Dataset rows for apps and sites
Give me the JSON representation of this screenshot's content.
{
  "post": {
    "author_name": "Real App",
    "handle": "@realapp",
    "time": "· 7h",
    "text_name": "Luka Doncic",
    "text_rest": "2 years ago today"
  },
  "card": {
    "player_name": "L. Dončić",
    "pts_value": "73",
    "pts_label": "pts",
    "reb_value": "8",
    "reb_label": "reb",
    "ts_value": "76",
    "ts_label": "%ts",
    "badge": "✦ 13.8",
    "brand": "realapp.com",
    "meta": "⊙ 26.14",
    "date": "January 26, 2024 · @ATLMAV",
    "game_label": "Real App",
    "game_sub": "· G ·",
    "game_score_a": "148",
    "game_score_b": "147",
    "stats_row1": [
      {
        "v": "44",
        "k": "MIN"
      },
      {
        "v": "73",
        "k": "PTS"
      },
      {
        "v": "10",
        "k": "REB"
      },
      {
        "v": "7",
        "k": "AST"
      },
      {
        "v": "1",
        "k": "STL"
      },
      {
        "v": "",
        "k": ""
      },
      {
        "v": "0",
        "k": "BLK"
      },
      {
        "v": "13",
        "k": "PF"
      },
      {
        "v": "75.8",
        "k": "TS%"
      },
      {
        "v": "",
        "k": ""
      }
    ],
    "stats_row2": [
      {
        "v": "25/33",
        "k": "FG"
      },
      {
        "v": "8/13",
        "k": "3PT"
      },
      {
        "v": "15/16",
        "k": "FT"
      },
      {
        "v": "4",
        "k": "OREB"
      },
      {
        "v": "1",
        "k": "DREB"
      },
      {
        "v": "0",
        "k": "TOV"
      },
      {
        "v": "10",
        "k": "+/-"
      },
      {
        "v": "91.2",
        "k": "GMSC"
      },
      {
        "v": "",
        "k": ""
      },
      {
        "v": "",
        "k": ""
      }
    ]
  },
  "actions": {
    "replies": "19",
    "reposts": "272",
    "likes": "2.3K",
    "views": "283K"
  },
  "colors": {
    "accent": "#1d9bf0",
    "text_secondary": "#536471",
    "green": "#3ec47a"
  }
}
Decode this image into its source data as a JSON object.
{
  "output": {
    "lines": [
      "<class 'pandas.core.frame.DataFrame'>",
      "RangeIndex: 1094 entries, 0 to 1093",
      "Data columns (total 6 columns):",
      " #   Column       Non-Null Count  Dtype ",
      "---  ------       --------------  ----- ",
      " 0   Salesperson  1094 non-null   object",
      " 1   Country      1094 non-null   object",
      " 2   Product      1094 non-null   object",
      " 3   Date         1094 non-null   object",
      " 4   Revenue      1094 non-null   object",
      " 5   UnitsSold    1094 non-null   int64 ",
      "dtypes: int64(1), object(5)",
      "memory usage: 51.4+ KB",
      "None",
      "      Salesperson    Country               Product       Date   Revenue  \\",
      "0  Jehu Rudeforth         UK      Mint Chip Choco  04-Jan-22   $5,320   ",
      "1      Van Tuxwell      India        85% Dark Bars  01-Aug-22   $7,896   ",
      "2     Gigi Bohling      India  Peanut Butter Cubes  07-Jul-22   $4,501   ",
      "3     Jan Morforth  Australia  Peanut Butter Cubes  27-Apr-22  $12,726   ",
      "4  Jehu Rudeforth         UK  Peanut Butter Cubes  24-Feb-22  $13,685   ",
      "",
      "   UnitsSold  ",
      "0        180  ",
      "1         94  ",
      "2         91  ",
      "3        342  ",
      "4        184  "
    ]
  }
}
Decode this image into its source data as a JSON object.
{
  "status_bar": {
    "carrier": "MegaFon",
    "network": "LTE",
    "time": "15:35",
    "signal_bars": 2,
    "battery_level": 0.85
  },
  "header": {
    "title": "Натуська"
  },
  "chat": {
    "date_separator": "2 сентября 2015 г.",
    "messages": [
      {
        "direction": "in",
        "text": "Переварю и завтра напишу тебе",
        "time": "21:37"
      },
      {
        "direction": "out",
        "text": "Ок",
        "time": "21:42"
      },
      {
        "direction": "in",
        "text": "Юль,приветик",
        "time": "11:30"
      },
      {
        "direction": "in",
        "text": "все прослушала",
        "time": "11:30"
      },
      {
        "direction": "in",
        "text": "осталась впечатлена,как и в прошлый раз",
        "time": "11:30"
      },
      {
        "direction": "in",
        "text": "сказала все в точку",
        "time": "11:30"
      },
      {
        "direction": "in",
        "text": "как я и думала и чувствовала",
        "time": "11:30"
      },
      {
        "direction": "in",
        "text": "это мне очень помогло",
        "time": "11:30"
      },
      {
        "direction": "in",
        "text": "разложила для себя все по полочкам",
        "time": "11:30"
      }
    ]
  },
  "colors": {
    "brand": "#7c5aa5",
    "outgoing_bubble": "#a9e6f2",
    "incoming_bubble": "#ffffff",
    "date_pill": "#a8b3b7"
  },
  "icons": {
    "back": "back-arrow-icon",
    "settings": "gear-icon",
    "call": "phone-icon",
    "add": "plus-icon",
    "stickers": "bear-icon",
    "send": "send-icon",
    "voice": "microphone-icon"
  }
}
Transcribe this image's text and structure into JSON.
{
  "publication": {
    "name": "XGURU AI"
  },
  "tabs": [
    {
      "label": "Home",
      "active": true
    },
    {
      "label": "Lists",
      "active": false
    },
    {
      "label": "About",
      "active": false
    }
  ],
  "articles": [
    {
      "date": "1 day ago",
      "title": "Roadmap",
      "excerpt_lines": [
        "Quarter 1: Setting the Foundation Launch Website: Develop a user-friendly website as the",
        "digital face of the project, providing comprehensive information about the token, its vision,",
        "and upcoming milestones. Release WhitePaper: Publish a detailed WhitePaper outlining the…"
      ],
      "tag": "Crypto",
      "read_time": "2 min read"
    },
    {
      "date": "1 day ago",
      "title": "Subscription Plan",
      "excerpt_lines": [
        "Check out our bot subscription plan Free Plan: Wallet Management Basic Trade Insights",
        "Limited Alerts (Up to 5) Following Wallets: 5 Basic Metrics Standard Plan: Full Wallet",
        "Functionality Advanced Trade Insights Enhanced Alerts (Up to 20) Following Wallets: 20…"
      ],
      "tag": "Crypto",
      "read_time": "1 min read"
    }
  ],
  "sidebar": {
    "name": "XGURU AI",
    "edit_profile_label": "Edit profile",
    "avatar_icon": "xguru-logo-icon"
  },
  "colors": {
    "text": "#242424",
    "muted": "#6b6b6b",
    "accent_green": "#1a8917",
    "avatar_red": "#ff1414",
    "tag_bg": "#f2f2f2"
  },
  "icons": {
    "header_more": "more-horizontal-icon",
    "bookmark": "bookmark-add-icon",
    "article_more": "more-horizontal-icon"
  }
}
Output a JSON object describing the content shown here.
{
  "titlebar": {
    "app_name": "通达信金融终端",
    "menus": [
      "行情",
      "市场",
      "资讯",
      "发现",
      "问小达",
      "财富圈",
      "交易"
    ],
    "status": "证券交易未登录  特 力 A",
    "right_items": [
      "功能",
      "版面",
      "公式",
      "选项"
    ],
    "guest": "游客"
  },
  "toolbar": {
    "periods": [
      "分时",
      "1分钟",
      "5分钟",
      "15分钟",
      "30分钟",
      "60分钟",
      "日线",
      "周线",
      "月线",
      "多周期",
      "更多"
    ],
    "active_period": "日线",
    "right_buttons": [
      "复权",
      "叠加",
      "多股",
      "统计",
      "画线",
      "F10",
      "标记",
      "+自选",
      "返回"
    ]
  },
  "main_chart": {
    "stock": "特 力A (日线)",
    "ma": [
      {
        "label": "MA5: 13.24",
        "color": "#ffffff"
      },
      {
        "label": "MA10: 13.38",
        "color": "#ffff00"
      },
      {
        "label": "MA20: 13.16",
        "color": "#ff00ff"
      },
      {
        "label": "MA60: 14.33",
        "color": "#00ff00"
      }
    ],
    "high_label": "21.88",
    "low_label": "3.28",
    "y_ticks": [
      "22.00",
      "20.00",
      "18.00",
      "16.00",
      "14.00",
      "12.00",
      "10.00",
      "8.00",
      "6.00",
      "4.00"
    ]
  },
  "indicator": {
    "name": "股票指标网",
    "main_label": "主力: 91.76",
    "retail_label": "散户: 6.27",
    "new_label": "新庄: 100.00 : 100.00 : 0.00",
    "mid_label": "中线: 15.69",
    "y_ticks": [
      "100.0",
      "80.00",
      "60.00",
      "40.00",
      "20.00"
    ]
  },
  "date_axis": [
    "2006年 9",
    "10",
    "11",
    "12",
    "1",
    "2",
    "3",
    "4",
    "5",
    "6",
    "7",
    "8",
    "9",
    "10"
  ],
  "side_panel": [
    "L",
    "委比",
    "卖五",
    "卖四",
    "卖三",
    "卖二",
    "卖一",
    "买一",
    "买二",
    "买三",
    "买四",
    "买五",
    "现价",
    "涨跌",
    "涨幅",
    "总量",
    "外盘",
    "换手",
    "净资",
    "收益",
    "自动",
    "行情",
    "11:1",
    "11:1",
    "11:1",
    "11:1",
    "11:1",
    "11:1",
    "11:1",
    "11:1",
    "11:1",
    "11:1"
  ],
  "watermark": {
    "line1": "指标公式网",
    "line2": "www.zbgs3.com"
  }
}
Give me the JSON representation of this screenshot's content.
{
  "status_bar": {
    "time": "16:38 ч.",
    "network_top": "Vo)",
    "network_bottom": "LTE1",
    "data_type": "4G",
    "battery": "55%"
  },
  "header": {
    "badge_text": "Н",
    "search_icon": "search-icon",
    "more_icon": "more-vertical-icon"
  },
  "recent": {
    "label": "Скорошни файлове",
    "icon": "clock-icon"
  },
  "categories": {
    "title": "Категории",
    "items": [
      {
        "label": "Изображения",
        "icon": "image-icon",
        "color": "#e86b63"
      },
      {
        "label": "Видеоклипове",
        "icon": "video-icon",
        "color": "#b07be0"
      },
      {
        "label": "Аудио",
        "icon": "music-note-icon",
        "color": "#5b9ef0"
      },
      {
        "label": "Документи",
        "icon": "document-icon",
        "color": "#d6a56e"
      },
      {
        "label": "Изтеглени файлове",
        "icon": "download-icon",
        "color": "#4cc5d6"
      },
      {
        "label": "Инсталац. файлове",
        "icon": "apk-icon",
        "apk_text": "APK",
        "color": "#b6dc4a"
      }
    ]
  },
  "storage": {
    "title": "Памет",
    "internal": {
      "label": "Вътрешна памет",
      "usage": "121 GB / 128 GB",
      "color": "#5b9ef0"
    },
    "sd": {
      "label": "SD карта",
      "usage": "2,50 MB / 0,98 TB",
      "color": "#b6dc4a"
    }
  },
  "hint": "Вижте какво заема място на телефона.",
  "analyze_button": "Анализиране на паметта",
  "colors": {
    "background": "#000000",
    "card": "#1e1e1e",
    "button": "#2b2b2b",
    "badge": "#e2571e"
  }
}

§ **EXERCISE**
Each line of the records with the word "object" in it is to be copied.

§ **ANSWER TO THIS EXERCISE**
Decode this image into its source data as a JSON object.
      " 0   Salesperson  1094 non-null   object",
      " 1   Country      1094 non-null   object",
      " 2   Product      1094 non-null   object",
      " 3   Date         1094 non-null   object",
      " 4   Revenue      1094 non-null   object",
      "dtypes: int64(1), object(5)",
Decode this image into its source data as a JSON object.
Output a JSON object describing the content shown here.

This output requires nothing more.